Speaking of coffee, get your taste buds ready! They have more varieties here than I ever thought possible. Coffee with condensed milk, orange juice, salt or coconut are all the norm and absolutely delicious. No matter how long you stay here I guarantee you'll continue to find flavors that surprise you. It's also a lot stronger than anything I've had before so drink it slowly, sometimes it hits me like jet fuel!
And don't forget the delicious food! Ho Chi Minh is home to expats from around the world so there's no lack of international cuisine but that doesn't mean you should look past the local dishes.

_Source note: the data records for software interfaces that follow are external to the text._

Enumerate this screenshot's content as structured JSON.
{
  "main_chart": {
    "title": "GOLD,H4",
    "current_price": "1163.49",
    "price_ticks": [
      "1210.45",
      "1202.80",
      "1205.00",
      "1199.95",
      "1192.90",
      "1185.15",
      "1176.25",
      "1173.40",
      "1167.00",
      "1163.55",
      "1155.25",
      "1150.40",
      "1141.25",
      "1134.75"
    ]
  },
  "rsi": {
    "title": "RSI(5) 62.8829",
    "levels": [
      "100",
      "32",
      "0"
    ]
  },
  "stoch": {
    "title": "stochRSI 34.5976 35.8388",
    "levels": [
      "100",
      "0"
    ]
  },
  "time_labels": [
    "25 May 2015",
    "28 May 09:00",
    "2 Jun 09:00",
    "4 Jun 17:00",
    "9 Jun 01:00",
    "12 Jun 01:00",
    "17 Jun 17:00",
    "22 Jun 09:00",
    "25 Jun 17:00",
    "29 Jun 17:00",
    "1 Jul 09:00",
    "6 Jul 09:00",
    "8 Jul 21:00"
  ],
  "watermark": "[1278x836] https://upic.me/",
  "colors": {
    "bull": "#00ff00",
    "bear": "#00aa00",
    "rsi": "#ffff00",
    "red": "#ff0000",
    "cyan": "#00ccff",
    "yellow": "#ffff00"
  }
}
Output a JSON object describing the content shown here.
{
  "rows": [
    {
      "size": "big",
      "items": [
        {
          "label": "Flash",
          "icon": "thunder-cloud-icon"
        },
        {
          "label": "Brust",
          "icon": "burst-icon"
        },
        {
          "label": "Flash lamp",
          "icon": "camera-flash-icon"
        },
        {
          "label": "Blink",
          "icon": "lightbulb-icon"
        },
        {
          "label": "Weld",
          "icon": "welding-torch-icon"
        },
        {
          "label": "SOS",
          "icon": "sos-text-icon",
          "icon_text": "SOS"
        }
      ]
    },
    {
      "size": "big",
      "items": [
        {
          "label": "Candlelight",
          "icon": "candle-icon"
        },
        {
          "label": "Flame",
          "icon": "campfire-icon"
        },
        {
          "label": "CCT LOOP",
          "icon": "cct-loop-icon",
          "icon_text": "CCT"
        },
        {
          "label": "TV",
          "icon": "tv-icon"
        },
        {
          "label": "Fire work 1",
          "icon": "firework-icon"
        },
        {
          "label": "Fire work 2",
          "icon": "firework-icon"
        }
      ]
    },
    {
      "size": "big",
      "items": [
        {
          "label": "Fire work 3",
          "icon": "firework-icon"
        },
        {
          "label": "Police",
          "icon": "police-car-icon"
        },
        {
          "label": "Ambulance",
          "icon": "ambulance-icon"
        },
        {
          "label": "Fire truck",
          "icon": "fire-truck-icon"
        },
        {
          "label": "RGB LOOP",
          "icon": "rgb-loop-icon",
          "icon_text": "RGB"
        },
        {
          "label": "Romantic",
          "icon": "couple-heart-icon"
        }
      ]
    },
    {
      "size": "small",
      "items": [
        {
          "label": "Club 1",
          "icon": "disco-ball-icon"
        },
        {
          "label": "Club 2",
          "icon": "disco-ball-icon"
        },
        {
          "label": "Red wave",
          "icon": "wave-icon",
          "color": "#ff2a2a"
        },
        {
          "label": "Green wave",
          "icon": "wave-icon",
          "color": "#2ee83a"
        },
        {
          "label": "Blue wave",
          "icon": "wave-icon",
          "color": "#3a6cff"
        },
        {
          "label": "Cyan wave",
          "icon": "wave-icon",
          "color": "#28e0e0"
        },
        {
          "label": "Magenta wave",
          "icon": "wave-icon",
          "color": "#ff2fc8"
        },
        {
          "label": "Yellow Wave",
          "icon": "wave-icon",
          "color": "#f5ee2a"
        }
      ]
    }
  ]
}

This guide is an amazing in depth look at the top Vietnamese dishes that you should definitely try!
It’s really a city of contradictions that somehow all melds into one truly unique spot.
For extra tips and a safe space to meet people and ask questions, join the Facebook page Fexpats Ho Chi Minh. Just by using the search function you can get most, if not all, of your questions answered and if not, ask away! The females in Saigon are helpful, open-minded and willing to help out a newcomer to the city!
I'll be honest, I was a bit anxious to see how the locals would treat me. As an American, I know the first thing that pops into our heads, consciously or not, when we hear Vietnam and I assumed it'd be the same for them. Upon arriving I forgot about those worries. People smile at you in the streets, taxi drivers try to impress you with their best English and the only looks I received were curious ones. The War Remnants Museum is a heavy, emotional place but I'd recommend you go. It gave me extra respect for these people who can live with such a devastating recent past and still welcome me, and other Americans, with open arms.
I thoroughly enjoyed my year in this city and can't believe it's come to an end. Although I loved it dearly, the beach was calling my name in Da Nang, Vietnam. Follow along on my journey and check on older posts to get some more detailed tips for Saigon!
P.S. Looking for a job in Saigon? Check this post about Teaching English in Vietnam!